We sort of know that many of our electronic appliances can be hacked and used to spy on us. If a thing has a microphone and/or camera inside it, and if it is connected to the internet, there’s a risk a three letter governmental agency (or a clever teenager) can use it to listen in on and watch us in our homes and everywhere else.
But, a cordless robot vacuum cleaner has neither a microphone nor a camera. Where’s the danger in that? For that matter, who even knew they were connected to the internet?
It transpires that their radar/Lidar based room sensing capabilities can be adjusted to detect sounds, and some models store their room mapping on the internet. So put those capabilities together, and even one’s vacuum cleaner might be spying on you. Details here.
Amazing, isn’t it. Who would have believed that, a decade ago.
And Lastly This Week….
It isn’t just our vacuum cleaners that want to spy on us. One of the greatest freedoms and privacies is our financial freedom/privacy. That’s a right that has been greatly abridged of course, and always with the best of intentions – to stop tax cheats, to catch drug smugglers, and so on.
But at what point does government monitoring of our financial lives become too onerous, and no longer capable of being justified by these lofty goals? How about the point where every international transaction of $250 or more becomes subject to reporting to the government? That’s the latest proposal being put forward by the Federal Reserve and Treasury.
Will this mean your every international hotel stay, international flight, maybe even extravagant meal, and so on, become subject to government scrutiny. Sure, the innocent have nothing to hide, but even so, it feels like a major step forward in government monitoring.
Here’s an event and spectacle I wish that circumstances would have allowed me to see and participate in – Sydney celebrating Qantas’ 100th birthday.
Closer to home, last week I showed a picture of sheep at a train station in Scotland. This week, a story of an Alaska Airlines 737 sharing a runway in Alaska with a pair of bears. Alas, the plane hit/killed one of them.
If you decide to ignore the CDC’s plea not to travel for Thanksgiving, maybe this will help remind you what you can and can’t bring with you on your flight.
Wherever you spend next Thursday, and no matter who you share it with and how you share it, I do hope you have a great Thanksgiving. Even in the depths of this virus scourge, we all still have lots to be thankful for, and it seems increasingly probable that well before next Thanksgiving, the virus will have been beaten back and our lives will be returning (returned) to normal.

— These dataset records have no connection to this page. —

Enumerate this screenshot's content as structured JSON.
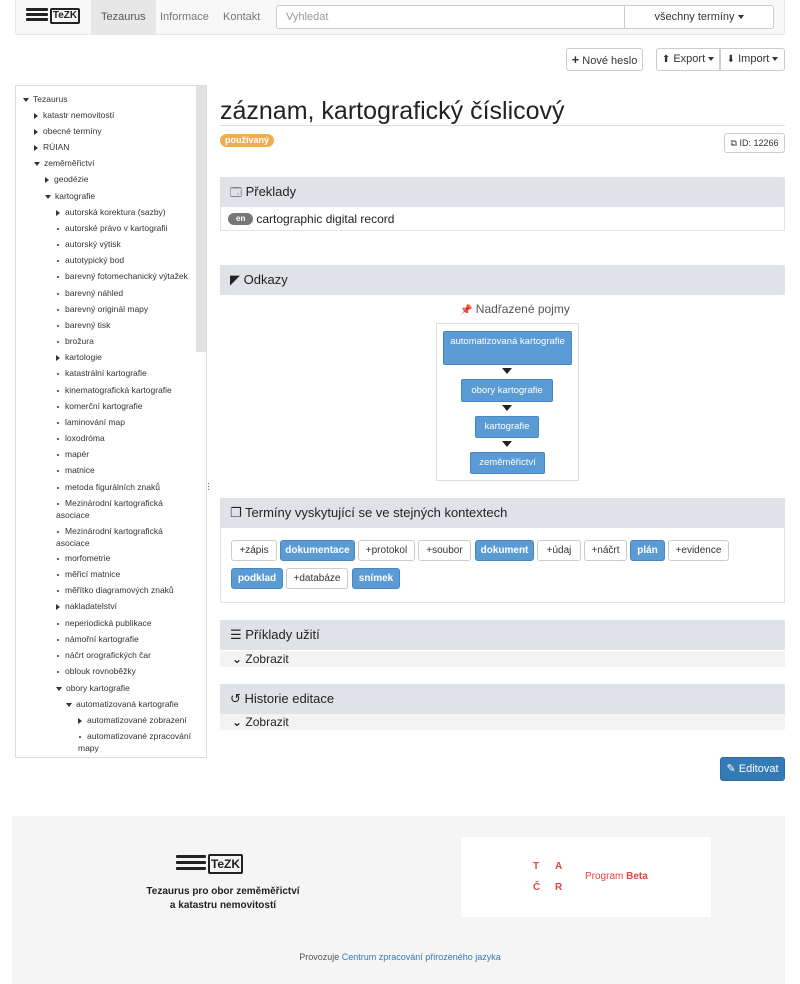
{
  "nav": {
    "logo_text": "TeZK",
    "tabs": [
      "Tezaurus",
      "Informace",
      "Kontakt"
    ],
    "search_placeholder": "Vyhledat",
    "terms_dropdown": "všechny termíny"
  },
  "toolbar": {
    "new_label": "Nové heslo",
    "export_label": "Export",
    "import_label": "Import"
  },
  "tree": {
    "root": "Tezaurus",
    "items": [
      "katastr nemovitostí",
      "obecné termíny",
      "RÚIAN",
      "zeměměřictví",
      "geodézie",
      "kartografie",
      "autorská korektura (sazby)",
      "autorské právo v kartografii",
      "autorský výtisk",
      "autotypický bod",
      "barevný fotomechanický výtažek",
      "barevný náhled",
      "barevný originál mapy",
      "barevný tisk",
      "brožura",
      "kartologie",
      "katastrální kartografie",
      "kinematografická kartografie",
      "komerční kartografie",
      "laminování map",
      "loxodróma",
      "mapér",
      "matnice",
      "metoda figurálních znaků",
      "Mezinárodní kartografická asociace",
      "Mezinárodní kartografická asociace",
      "morfometrie",
      "měřicí matnice",
      "měřítko diagramových znaků",
      "nakladatelství",
      "neperiodická publikace",
      "námořní kartografie",
      "náčrt orografických čar",
      "oblouk rovnoběžky",
      "obory kartografie",
      "automatizovaná kartografie",
      "automatizované zobrazení",
      "automatizované zpracování mapy"
    ]
  },
  "entry": {
    "title": "záznam, kartografický číslicový",
    "status": "používaný",
    "id_label": "ID: 12266"
  },
  "translations": {
    "heading": "Překlady",
    "lang": "en",
    "text": "cartographic digital record"
  },
  "links": {
    "heading": "Odkazy",
    "parents_label": "Nadřazené pojmy",
    "hierarchy": [
      "automatizovaná kartografie",
      "obory kartografie",
      "kartografie",
      "zeměměřictví"
    ]
  },
  "context_terms": {
    "heading": "Termíny vyskytující se ve stejných kontextech",
    "tags": [
      {
        "label": "+zápis",
        "active": false
      },
      {
        "label": "dokumentace",
        "active": true
      },
      {
        "label": "+protokol",
        "active": false
      },
      {
        "label": "+soubor",
        "active": false
      },
      {
        "label": "dokument",
        "active": true
      },
      {
        "label": "+údaj",
        "active": false
      },
      {
        "label": "+náčrt",
        "active": false
      },
      {
        "label": "plán",
        "active": true
      },
      {
        "label": "+evidence",
        "active": false
      },
      {
        "label": "podklad",
        "active": true
      },
      {
        "label": "+databáze",
        "active": false
      },
      {
        "label": "snímek",
        "active": true
      }
    ]
  },
  "examples": {
    "heading": "Příklady užití",
    "toggle": "Zobrazit"
  },
  "history": {
    "heading": "Historie editace",
    "toggle": "Zobrazit"
  },
  "edit_label": "Editovat",
  "footer": {
    "logo_text": "TeZK",
    "title_line1": "Tezaurus pro obor zeměměřictví",
    "title_line2": "a katastru nemovitostí",
    "tacr_letters": [
      "T",
      "A",
      "Č",
      "R"
    ],
    "program_label": "Program",
    "beta_label": "Beta",
    "provoz_prefix": "Provozuje",
    "provoz_link": "Centrum zpracování přirozeného jazyka"
  },
  "colors": {
    "accent": "#337ab7",
    "tag_active": "#5b9bd5",
    "status": "#f0ad4e",
    "panel_head": "#dfe3e8",
    "tacr_red": "#e5463f"
  }
}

Truly lastly this week, could I ask you to consider being thankful, not just for “everything” this coming Thursday, but also for The Travel Insider, today. Please join in our annual fundraising drive and become a Travel Insider Supporter. Thank you.
Until next week, please stay healthy and safe